"Spice shopping center is currently facing changes, one of the main goals of which is to improve its sustainability, environment and availability of the represented goods and brands, thus contributing to the development of a well-thought-out shopping environment. These are just a few examples that illustrate the concern of an honest business for the consumer," said Priedīte.

Sandra Kārkliņa-Ādmine, deputy director of the SRS Customs Administration, stressed that just as consumers should be proactive and attentive when shopping online, so also companies should protect their intellectual property.

"If an entrepreneur wishes to enforce his/her intellectual property rights - trademarks, industrial designs, patents, copyrights, and others – he/she can submit a request to take action to customs authorities in any member state of the European Union, providing information about the goods and possible counterfeits. Upon receiving such an application, customs authorities on the external border of the European Union carry out increased control measures to prevent violations of the claimed intellectual property rights," explained Kārkliņa-Ādmine.

The Patent Office also shared recommendations on how entrepreneurs should act to protect their intellectual property.

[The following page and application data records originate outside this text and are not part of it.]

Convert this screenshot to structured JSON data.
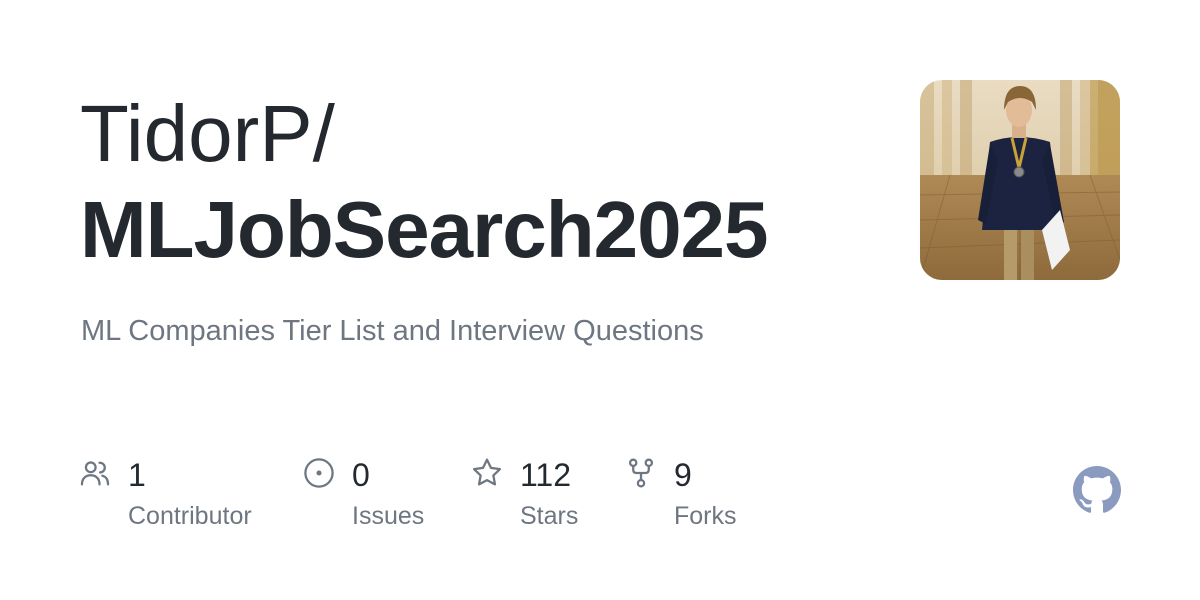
{
  "repo": {
    "owner": "TidorP/",
    "name": "MLJobSearch2025",
    "description": "ML Companies Tier List and Interview Questions"
  },
  "avatar": {
    "icon": "user-avatar-photo"
  },
  "stats": {
    "contributors": {
      "value": "1",
      "label": "Contributor",
      "icon": "people-icon"
    },
    "issues": {
      "value": "0",
      "label": "Issues",
      "icon": "issue-opened-icon"
    },
    "stars": {
      "value": "112",
      "label": "Stars",
      "icon": "star-icon"
    },
    "forks": {
      "value": "9",
      "label": "Forks",
      "icon": "repo-forked-icon"
    }
  },
  "brand": {
    "logo": "github-logo-icon",
    "logo_color": "#8b9bbf"
  },
  "colors": {
    "title": "#24292f",
    "muted": "#6e7681",
    "background": "#ffffff"
  }
}
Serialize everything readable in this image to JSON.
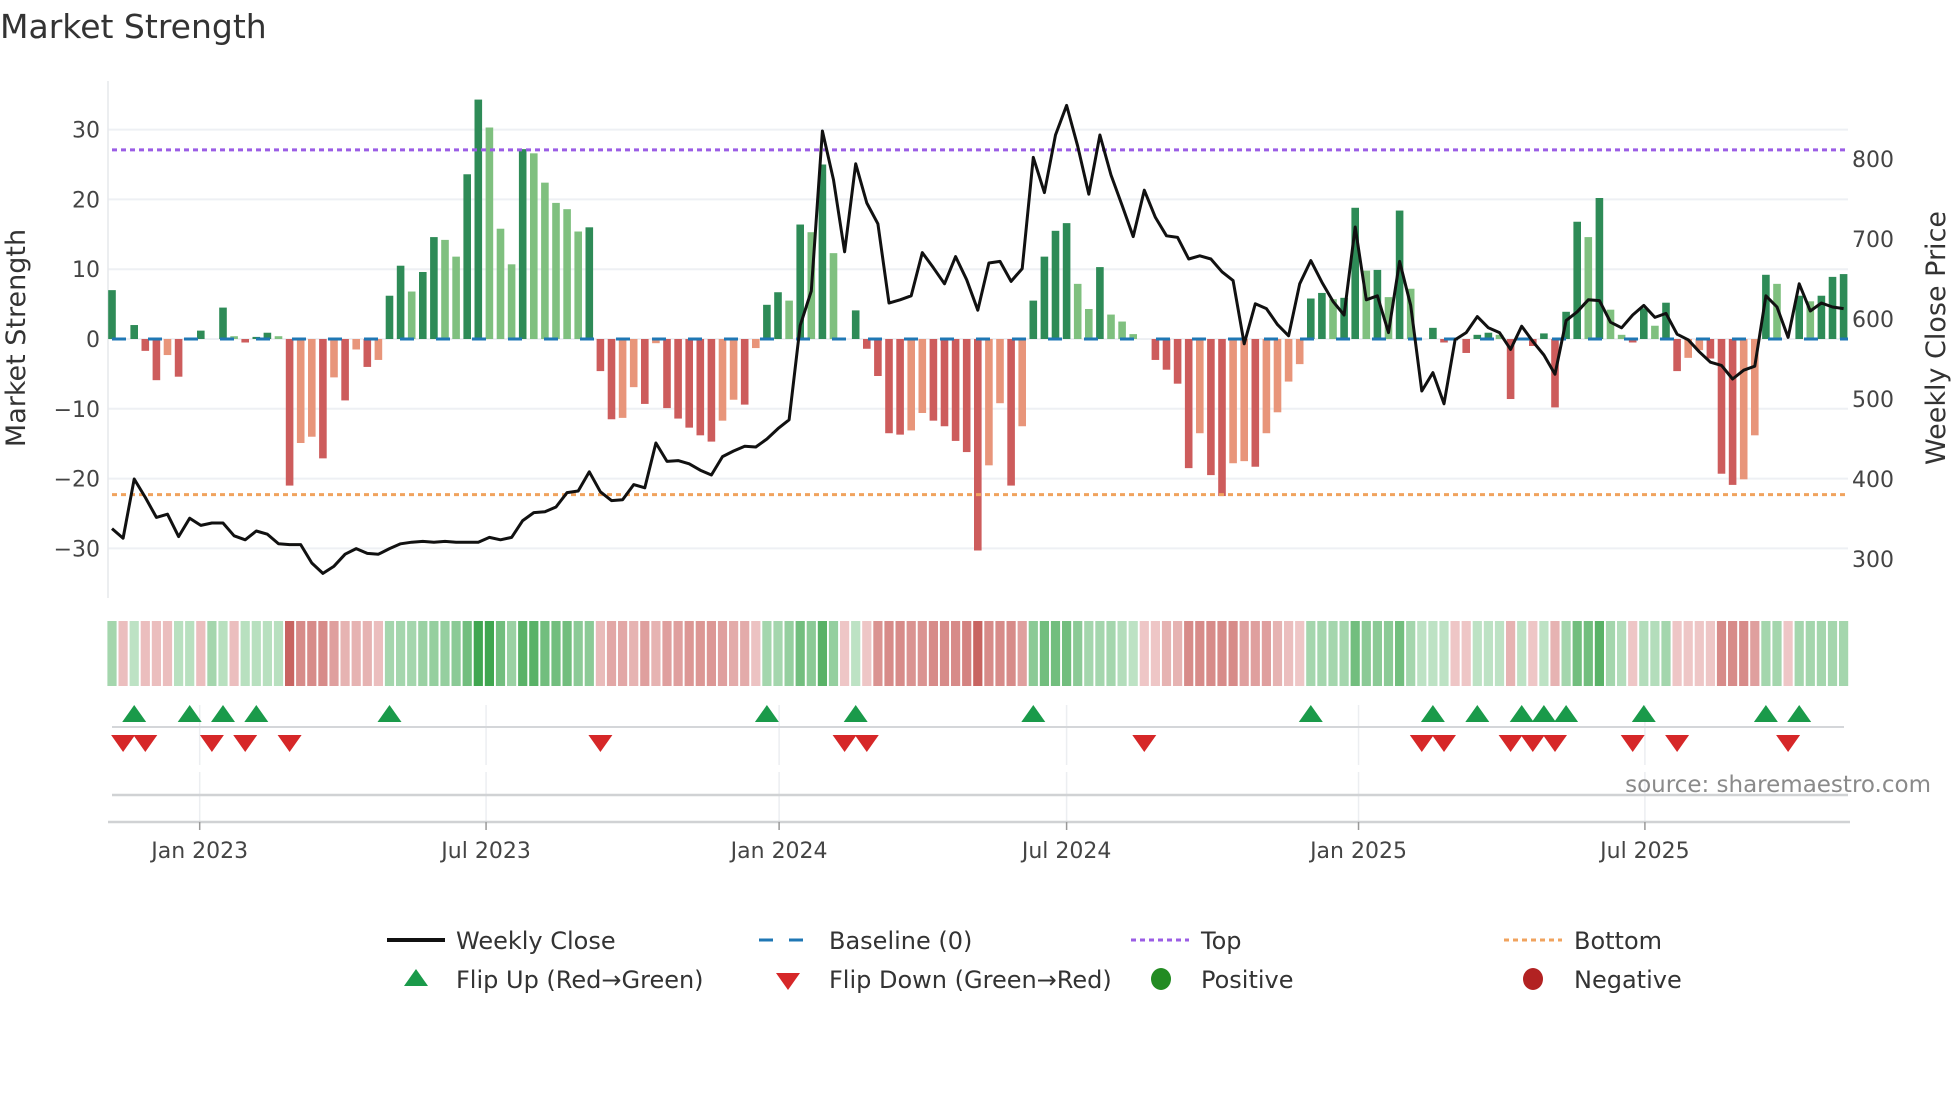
{
  "title": "Market Strength",
  "source": "source: sharemaestro.com",
  "colors": {
    "pos_dark": "#2e8b57",
    "pos_light": "#7fc07f",
    "neg_dark": "#cd5c5c",
    "neg_light": "#e8957a",
    "baseline": "#1f77b4",
    "top": "#9b5de5",
    "bottom": "#f0a35e",
    "line": "#111111",
    "flip_up": "#1a9a4a",
    "flip_down": "#d62728",
    "positive": "#228b22",
    "negative": "#b22222"
  },
  "chart_data": {
    "type": "bar",
    "title": "Market Strength",
    "ylabel": "Market Strength",
    "y2label": "Weekly Close Price",
    "ylim": [
      -38,
      38
    ],
    "y2lim": [
      245,
      920
    ],
    "yticks": [
      30,
      20,
      10,
      0,
      -10,
      -20,
      -30
    ],
    "y2ticks": [
      800,
      700,
      600,
      500,
      400,
      300
    ],
    "top_level": 27.1,
    "bottom_level": -22.3,
    "x_unit": "week index",
    "xticks": [
      {
        "label": "Jan 2023",
        "week": 7.9
      },
      {
        "label": "Jul 2023",
        "week": 33.7
      },
      {
        "label": "Jan 2024",
        "week": 60.1
      },
      {
        "label": "Jul 2024",
        "week": 86.0
      },
      {
        "label": "Jan 2025",
        "week": 112.3
      },
      {
        "label": "Jul 2025",
        "week": 138.1
      }
    ],
    "strength": [
      7,
      0,
      2,
      -1.7,
      -5.9,
      -2.3,
      -5.4,
      0,
      1.2,
      0,
      4.5,
      0.4,
      -0.5,
      0.3,
      0.9,
      0.4,
      -21,
      -14.9,
      -14,
      -17.1,
      -5.5,
      -8.8,
      -1.5,
      -4,
      -3,
      6.2,
      10.5,
      6.8,
      9.6,
      14.6,
      14.2,
      11.8,
      23.6,
      34.3,
      30.3,
      15.8,
      10.7,
      27.2,
      26.6,
      22.4,
      19.5,
      18.6,
      15.4,
      16,
      -4.6,
      -11.5,
      -11.3,
      -6.9,
      -9.3,
      -0.6,
      -9.9,
      -11.4,
      -12.7,
      -13.8,
      -14.7,
      -11.7,
      -8.7,
      -9.4,
      -1.3,
      4.9,
      6.7,
      5.5,
      16.4,
      15.3,
      25,
      12.3,
      0,
      4.1,
      -1.4,
      -5.3,
      -13.5,
      -13.7,
      -13.1,
      -10.6,
      -11.7,
      -12.5,
      -14.6,
      -16.2,
      -30.3,
      -18.1,
      -9.2,
      -21,
      -12.5,
      5.5,
      11.8,
      15.5,
      16.6,
      7.9,
      4.3,
      10.3,
      3.5,
      2.5,
      0.7,
      0,
      -3,
      -4.4,
      -6.4,
      -18.5,
      -13.5,
      -19.5,
      -22.5,
      -17.8,
      -17.5,
      -18.3,
      -13.5,
      -10.5,
      -6.1,
      -3.6,
      5.8,
      6.6,
      5.7,
      5.9,
      18.8,
      9.8,
      9.9,
      6,
      18.4,
      7.2,
      0,
      1.6,
      -0.5,
      0,
      -2,
      0.6,
      0.9,
      0.6,
      -8.6,
      0,
      -1,
      0.8,
      -9.8,
      3.9,
      16.8,
      14.6,
      20.2,
      4.2,
      0.6,
      -0.5,
      4.4,
      1.9,
      5.2,
      -4.6,
      -2.7,
      -1.6,
      -2.8,
      -19.3,
      -20.9,
      -20.1,
      -13.8,
      9.2,
      7.9,
      0,
      6.2,
      5.4,
      6.2,
      8.9,
      9.3
    ],
    "weekly_close": [
      338,
      326,
      400,
      377,
      352,
      356,
      328,
      351,
      342,
      345,
      345,
      329,
      324,
      335,
      331,
      319,
      318,
      318,
      295,
      282,
      291,
      306,
      313,
      307,
      306,
      313,
      319,
      321,
      322,
      321,
      322,
      321,
      321,
      321,
      327,
      324,
      327,
      348,
      358,
      359,
      365,
      383,
      385,
      409,
      384,
      373,
      374,
      393,
      389,
      445,
      422,
      423,
      419,
      411,
      405,
      428,
      435,
      441,
      440,
      450,
      463,
      474,
      592,
      635,
      835,
      774,
      684,
      794,
      745,
      719,
      620,
      624,
      629,
      683,
      664,
      644,
      678,
      649,
      611,
      670,
      672,
      647,
      663,
      802,
      758,
      830,
      867,
      816,
      756,
      830,
      780,
      742,
      703,
      761,
      727,
      704,
      702,
      675,
      679,
      675,
      659,
      648,
      569,
      619,
      613,
      593,
      579,
      644,
      673,
      646,
      622,
      605,
      715,
      624,
      629,
      583,
      672,
      617,
      510,
      533,
      494,
      574,
      583,
      603,
      589,
      583,
      562,
      591,
      572,
      555,
      531,
      598,
      609,
      624,
      623,
      596,
      589,
      605,
      617,
      602,
      607,
      581,
      574,
      559,
      546,
      542,
      525,
      536,
      541,
      629,
      615,
      577,
      644,
      610,
      620,
      615,
      613
    ],
    "heat": [
      1,
      -0.7,
      0.5,
      -0.7,
      -0.7,
      -0.7,
      0.6,
      0.6,
      -0.7,
      1,
      0.6,
      -0.7,
      0.6,
      0.6,
      0.6,
      0.6,
      -3,
      -2,
      -2,
      -2,
      -1.5,
      -1,
      -1,
      -1,
      -0.7,
      1,
      1,
      1,
      1.2,
      1.3,
      1.3,
      1.5,
      2,
      3,
      3,
      2,
      1.2,
      2.5,
      2.5,
      2,
      2,
      2,
      1.5,
      1.5,
      -0.8,
      -1.3,
      -1.3,
      -1,
      -1.5,
      -1,
      -1.5,
      -1.5,
      -1.7,
      -1.7,
      -1.7,
      -1.5,
      -1.2,
      -1.2,
      -0.6,
      1,
      1,
      1.3,
      2,
      1.5,
      2.5,
      1.3,
      -0.5,
      0.5,
      -0.5,
      -1.8,
      -2,
      -2,
      -1.8,
      -1.8,
      -2,
      -2,
      -2,
      -2.2,
      -3,
      -2,
      -2,
      -2,
      -1.5,
      1.5,
      2,
      2,
      2,
      1.5,
      1,
      1,
      1,
      0.7,
      0.5,
      -0.5,
      -0.5,
      -1,
      -1,
      -2,
      -2,
      -2,
      -2,
      -2,
      -1.5,
      -1.5,
      -1.5,
      -1,
      -0.7,
      -0.5,
      1,
      1,
      1,
      1,
      2,
      1.5,
      1.5,
      1.5,
      2,
      1,
      0.5,
      0.5,
      0.5,
      -0.5,
      -0.5,
      0.5,
      0.5,
      0.5,
      -1,
      0.5,
      -0.5,
      0.5,
      -1,
      1,
      2,
      2,
      2.5,
      1,
      0.7,
      -0.5,
      0.7,
      0.7,
      1,
      -0.5,
      -0.5,
      -0.5,
      -0.5,
      -2,
      -2,
      -2,
      -1.5,
      1,
      1,
      -0.5,
      1,
      1,
      1,
      1,
      1
    ],
    "flip_up": [
      2,
      7,
      10,
      13,
      25,
      59,
      67,
      83,
      108,
      119,
      123,
      127,
      129,
      131,
      138,
      149,
      152
    ],
    "flip_down": [
      1,
      3,
      9,
      12,
      16,
      44,
      66,
      68,
      93,
      118,
      120,
      126,
      128,
      130,
      137,
      141,
      151
    ]
  },
  "legend": {
    "weekly_close": "Weekly Close",
    "baseline": "Baseline (0)",
    "top": "Top",
    "bottom": "Bottom",
    "flip_up": "Flip Up (Red→Green)",
    "flip_down": "Flip Down (Green→Red)",
    "positive": "Positive",
    "negative": "Negative"
  }
}
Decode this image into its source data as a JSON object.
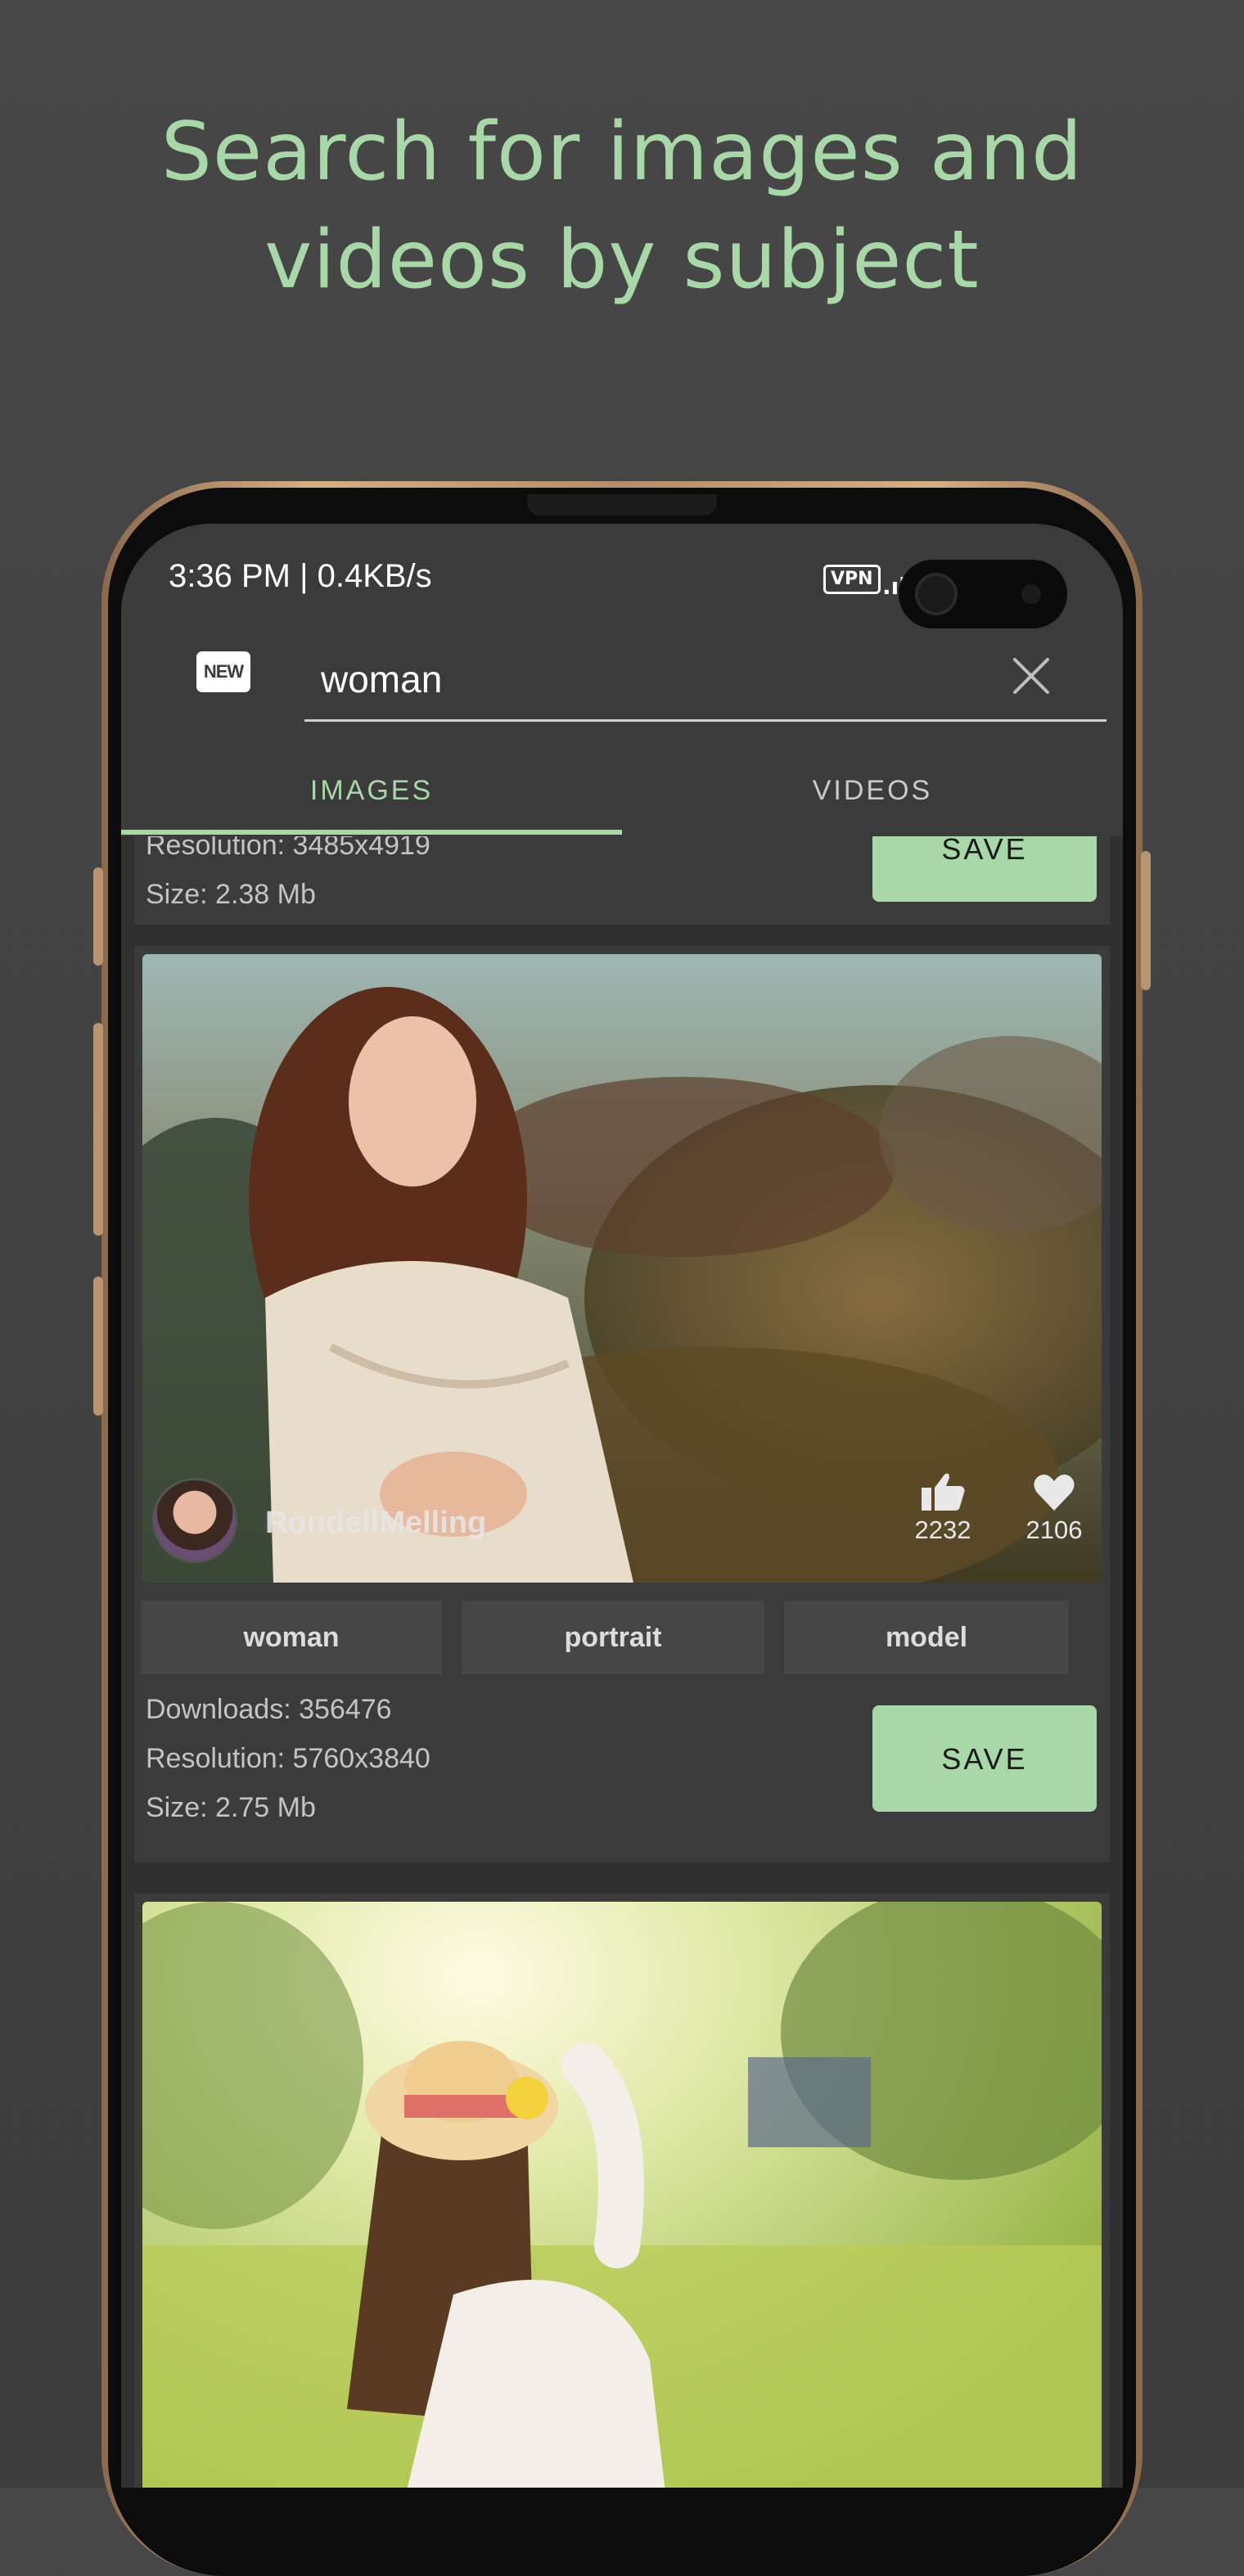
{
  "headline": {
    "line1": "Search for images and",
    "line2": "videos by subject"
  },
  "status_bar": {
    "time_speed": "3:36 PM | 0.4KB/s",
    "vpn": "VPN"
  },
  "search": {
    "badge": "NEW",
    "query": "woman"
  },
  "tabs": [
    {
      "label": "IMAGES",
      "active": true
    },
    {
      "label": "VIDEOS",
      "active": false
    }
  ],
  "colors": {
    "accent": "#a8d8a8",
    "background": "#303030",
    "card": "#3b3b3b"
  },
  "cards": [
    {
      "resolution": "Resolution: 3485x4919",
      "size": "Size: 2.38 Mb",
      "save_label": "SAVE"
    },
    {
      "author": "RondellMelling",
      "likes": "2232",
      "favorites": "2106",
      "tags": [
        "woman",
        "portrait",
        "model"
      ],
      "downloads": "Downloads: 356476",
      "resolution": "Resolution: 5760x3840",
      "size": "Size: 2.75 Mb",
      "save_label": "SAVE"
    }
  ],
  "icons": {
    "close": "close-icon",
    "like": "thumbs-up-icon",
    "favorite": "heart-icon"
  }
}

"First of all, before starting to register your trademark, it is recommended, in order to protect yourself from any misunderstandings, to make sure that someone has not already registered the same or a very similar trademark Second, to take action against imitators, we recommend that you register your industrial property. Register a trademark to protect your logo, register an industrial design to protect the external appearance of a package, and protect your technology by registering a patent," pointed out Batalauskis.

Third, companies should systematically take care of the quality of their product. It must be just so good to make it almost impossible to fake it. Fourth, it is recommended to be open to communication with customers. If customers are provided with comprehensive product descriptions, they will be able to identify counterfeits and report cases of purchasing a fake product. Fifth, carefully evaluate market developments on your own or using the services of a professional patent attorney and take action against imitators without delay.

More information on how to protect yourself and your intellectual property rights from counterfeiting is available on the campaign’s website at You can also report counterfeits there.

Since a large part of fakes find their way to the consumer online, here are some recommendations to pay attention to:

  • critically evaluate the information about the product on websites and in social networks;
  • pay attention to the quality of the website - printing, grammar errors, image quality, return and money-back guarantees, the ability to contact customer service, etc.;
  • "a replica is as good as the original" - the product is and remains a fake anyway;
  • counterfeiters tend to rush the purchase of a product, e. g. sudden and short-term discounts on luxury goods. If you suspect that the product is not genuine, check it on the website of the official manufacturer;
  • pharmaceuticals, especially prescription drugs, should only be purchased from licensed pharmacies or their online shops;
  • you can also search for consumer reviews on